• _Task to complete_
A word-for-word copy of all entries is required, without images.

(Entries from a dataset of interfaces)
======

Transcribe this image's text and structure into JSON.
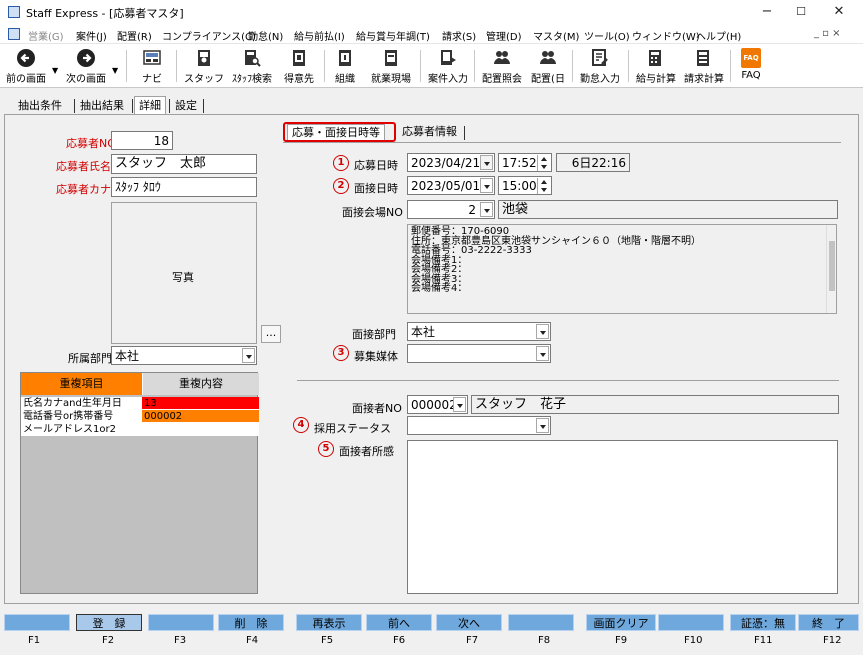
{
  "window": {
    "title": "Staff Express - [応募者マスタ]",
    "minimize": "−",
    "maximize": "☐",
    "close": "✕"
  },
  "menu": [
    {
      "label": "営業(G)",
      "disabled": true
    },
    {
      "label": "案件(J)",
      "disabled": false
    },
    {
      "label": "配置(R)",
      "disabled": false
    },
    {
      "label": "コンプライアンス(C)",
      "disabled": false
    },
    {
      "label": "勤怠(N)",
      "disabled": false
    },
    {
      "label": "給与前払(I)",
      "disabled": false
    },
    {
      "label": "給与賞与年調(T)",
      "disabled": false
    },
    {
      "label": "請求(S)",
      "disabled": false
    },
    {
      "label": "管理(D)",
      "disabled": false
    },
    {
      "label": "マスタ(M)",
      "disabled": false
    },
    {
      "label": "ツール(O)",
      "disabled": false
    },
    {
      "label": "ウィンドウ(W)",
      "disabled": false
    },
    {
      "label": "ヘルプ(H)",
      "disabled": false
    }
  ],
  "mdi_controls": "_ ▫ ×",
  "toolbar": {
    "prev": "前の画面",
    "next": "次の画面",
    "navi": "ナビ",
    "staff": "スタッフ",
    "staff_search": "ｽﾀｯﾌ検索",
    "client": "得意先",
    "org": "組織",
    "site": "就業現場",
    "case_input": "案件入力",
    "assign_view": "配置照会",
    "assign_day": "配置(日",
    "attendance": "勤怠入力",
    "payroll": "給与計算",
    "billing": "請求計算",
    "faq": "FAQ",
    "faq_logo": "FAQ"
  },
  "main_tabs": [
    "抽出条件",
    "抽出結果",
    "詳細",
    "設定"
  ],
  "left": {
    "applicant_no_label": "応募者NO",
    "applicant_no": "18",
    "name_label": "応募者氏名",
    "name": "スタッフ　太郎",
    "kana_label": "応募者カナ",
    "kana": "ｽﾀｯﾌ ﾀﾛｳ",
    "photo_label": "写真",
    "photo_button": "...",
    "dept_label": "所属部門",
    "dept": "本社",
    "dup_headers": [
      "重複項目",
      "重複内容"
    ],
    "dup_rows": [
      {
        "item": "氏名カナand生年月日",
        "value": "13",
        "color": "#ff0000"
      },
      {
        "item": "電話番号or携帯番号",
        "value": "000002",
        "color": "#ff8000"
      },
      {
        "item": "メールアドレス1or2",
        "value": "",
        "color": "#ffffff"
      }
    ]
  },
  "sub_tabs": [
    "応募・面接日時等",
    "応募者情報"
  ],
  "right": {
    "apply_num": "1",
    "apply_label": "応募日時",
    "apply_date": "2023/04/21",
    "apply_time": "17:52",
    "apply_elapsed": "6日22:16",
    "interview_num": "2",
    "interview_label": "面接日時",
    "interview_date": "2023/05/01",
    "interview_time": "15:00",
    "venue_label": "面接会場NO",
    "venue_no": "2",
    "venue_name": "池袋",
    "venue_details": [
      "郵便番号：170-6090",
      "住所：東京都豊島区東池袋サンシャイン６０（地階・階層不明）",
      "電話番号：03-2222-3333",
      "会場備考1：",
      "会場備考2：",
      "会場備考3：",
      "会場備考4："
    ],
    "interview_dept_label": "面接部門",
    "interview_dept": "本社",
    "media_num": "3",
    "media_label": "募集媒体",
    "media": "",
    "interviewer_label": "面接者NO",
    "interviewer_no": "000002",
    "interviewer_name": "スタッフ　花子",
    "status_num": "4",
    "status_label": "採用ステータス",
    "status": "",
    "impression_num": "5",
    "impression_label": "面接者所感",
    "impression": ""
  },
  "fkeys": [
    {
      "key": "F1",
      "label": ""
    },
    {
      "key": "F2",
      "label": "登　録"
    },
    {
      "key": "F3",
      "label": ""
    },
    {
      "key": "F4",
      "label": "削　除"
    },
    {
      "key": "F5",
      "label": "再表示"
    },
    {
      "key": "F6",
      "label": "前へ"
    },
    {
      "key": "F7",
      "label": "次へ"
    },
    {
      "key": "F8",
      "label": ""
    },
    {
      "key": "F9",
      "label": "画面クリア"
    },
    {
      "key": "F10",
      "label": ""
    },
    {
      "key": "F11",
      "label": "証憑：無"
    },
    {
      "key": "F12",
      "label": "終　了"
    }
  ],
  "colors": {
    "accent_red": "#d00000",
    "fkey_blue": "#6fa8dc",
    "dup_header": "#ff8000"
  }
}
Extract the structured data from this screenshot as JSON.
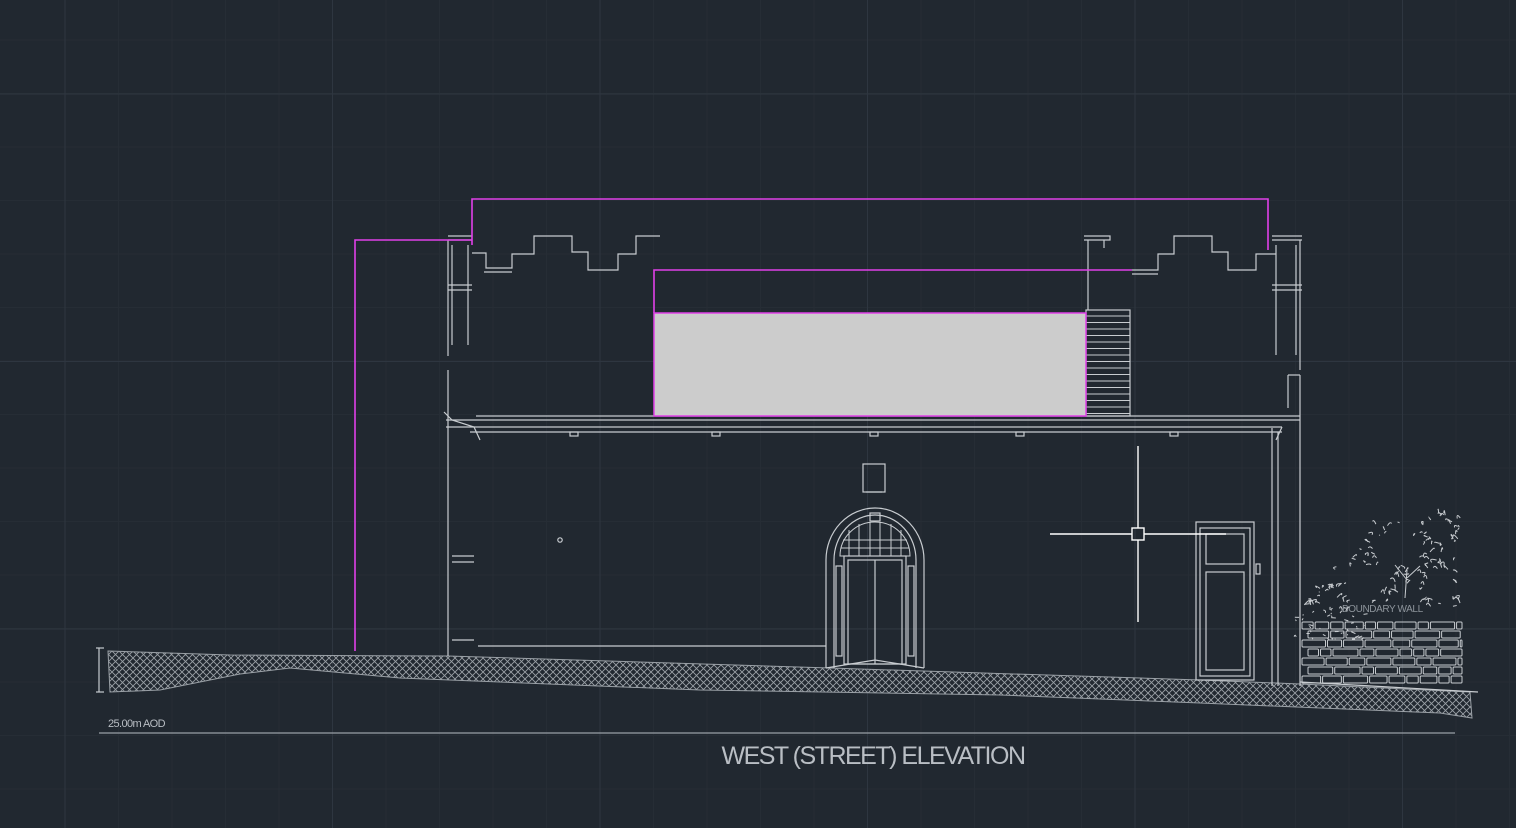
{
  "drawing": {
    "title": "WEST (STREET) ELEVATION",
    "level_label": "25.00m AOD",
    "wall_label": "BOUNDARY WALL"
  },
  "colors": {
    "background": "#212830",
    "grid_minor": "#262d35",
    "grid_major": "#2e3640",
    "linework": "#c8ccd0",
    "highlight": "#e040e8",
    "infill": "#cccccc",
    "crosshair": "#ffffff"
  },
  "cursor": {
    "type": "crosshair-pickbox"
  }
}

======

• _Reply to the exercise_
Transcribe this image's text and structure into JSON.
{
  "window": {
    "title": "Staff Express - [応募者マスタ]",
    "minimize": "−",
    "maximize": "☐",
    "close": "✕"
  },
  "menu": [
    {
      "label": "営業(G)",
      "disabled": true
    },
    {
      "label": "案件(J)",
      "disabled": false
    },
    {
      "label": "配置(R)",
      "disabled": false
    },
    {
      "label": "コンプライアンス(C)",
      "disabled": false
    },
    {
      "label": "勤怠(N)",
      "disabled": false
    },
    {
      "label": "給与前払(I)",
      "disabled": false
    },
    {
      "label": "給与賞与年調(T)",
      "disabled": false
    },
    {
      "label": "請求(S)",
      "disabled": false
    },
    {
      "label": "管理(D)",
      "disabled": false
    },
    {
      "label": "マスタ(M)",
      "disabled": false
    },
    {
      "label": "ツール(O)",
      "disabled": false
    },
    {
      "label": "ウィンドウ(W)",
      "disabled": false
    },
    {
      "label": "ヘルプ(H)",
      "disabled": false
    }
  ],
  "mdi_controls": "_ ▫ ×",
  "toolbar": {
    "prev": "前の画面",
    "next": "次の画面",
    "navi": "ナビ",
    "staff": "スタッフ",
    "staff_search": "ｽﾀｯﾌ検索",
    "client": "得意先",
    "org": "組織",
    "site": "就業現場",
    "case_input": "案件入力",
    "assign_view": "配置照会",
    "assign_day": "配置(日",
    "attendance": "勤怠入力",
    "payroll": "給与計算",
    "billing": "請求計算",
    "faq": "FAQ",
    "faq_logo": "FAQ"
  },
  "main_tabs": [
    "抽出条件",
    "抽出結果",
    "詳細",
    "設定"
  ],
  "left": {
    "applicant_no_label": "応募者NO",
    "applicant_no": "18",
    "name_label": "応募者氏名",
    "name": "スタッフ　太郎",
    "kana_label": "応募者カナ",
    "kana": "ｽﾀｯﾌ ﾀﾛｳ",
    "photo_label": "写真",
    "photo_button": "...",
    "dept_label": "所属部門",
    "dept": "本社",
    "dup_headers": [
      "重複項目",
      "重複内容"
    ],
    "dup_rows": [
      {
        "item": "氏名カナand生年月日",
        "value": "13",
        "color": "#ff0000"
      },
      {
        "item": "電話番号or携帯番号",
        "value": "000002",
        "color": "#ff8000"
      },
      {
        "item": "メールアドレス1or2",
        "value": "",
        "color": "#ffffff"
      }
    ]
  },
  "sub_tabs": [
    "応募・面接日時等",
    "応募者情報"
  ],
  "right": {
    "apply_num": "1",
    "apply_label": "応募日時",
    "apply_date": "2023/04/21",
    "apply_time": "17:52",
    "apply_elapsed": "6日22:16",
    "interview_num": "2",
    "interview_label": "面接日時",
    "interview_date": "2023/05/01",
    "interview_time": "15:00",
    "venue_label": "面接会場NO",
    "venue_no": "2",
    "venue_name": "池袋",
    "venue_details": [
      "郵便番号：170-6090",
      "住所：東京都豊島区東池袋サンシャイン６０（地階・階層不明）",
      "電話番号：03-2222-3333",
      "会場備考1：",
      "会場備考2：",
      "会場備考3：",
      "会場備考4："
    ],
    "interview_dept_label": "面接部門",
    "interview_dept": "本社",
    "media_num": "3",
    "media_label": "募集媒体",
    "media": "",
    "interviewer_label": "面接者NO",
    "interviewer_no": "000002",
    "interviewer_name": "スタッフ　花子",
    "status_num": "4",
    "status_label": "採用ステータス",
    "status": "",
    "impression_num": "5",
    "impression_label": "面接者所感",
    "impression": ""
  },
  "fkeys": [
    {
      "key": "F1",
      "label": ""
    },
    {
      "key": "F2",
      "label": "登　録"
    },
    {
      "key": "F3",
      "label": ""
    },
    {
      "key": "F4",
      "label": "削　除"
    },
    {
      "key": "F5",
      "label": "再表示"
    },
    {
      "key": "F6",
      "label": "前へ"
    },
    {
      "key": "F7",
      "label": "次へ"
    },
    {
      "key": "F8",
      "label": ""
    },
    {
      "key": "F9",
      "label": "画面クリア"
    },
    {
      "key": "F10",
      "label": ""
    },
    {
      "key": "F11",
      "label": "証憑：無"
    },
    {
      "key": "F12",
      "label": "終　了"
    }
  ],
  "colors": {
    "accent_red": "#d00000",
    "fkey_blue": "#6fa8dc",
    "dup_header": "#ff8000"
  }
}
Extract the structured data from this screenshot as JSON.
{
  "drawing": {
    "title": "WEST (STREET) ELEVATION",
    "level_label": "25.00m AOD",
    "wall_label": "BOUNDARY WALL"
  },
  "colors": {
    "background": "#212830",
    "grid_minor": "#262d35",
    "grid_major": "#2e3640",
    "linework": "#c8ccd0",
    "highlight": "#e040e8",
    "infill": "#cccccc",
    "crosshair": "#ffffff"
  },
  "cursor": {
    "type": "crosshair-pickbox"
  }
}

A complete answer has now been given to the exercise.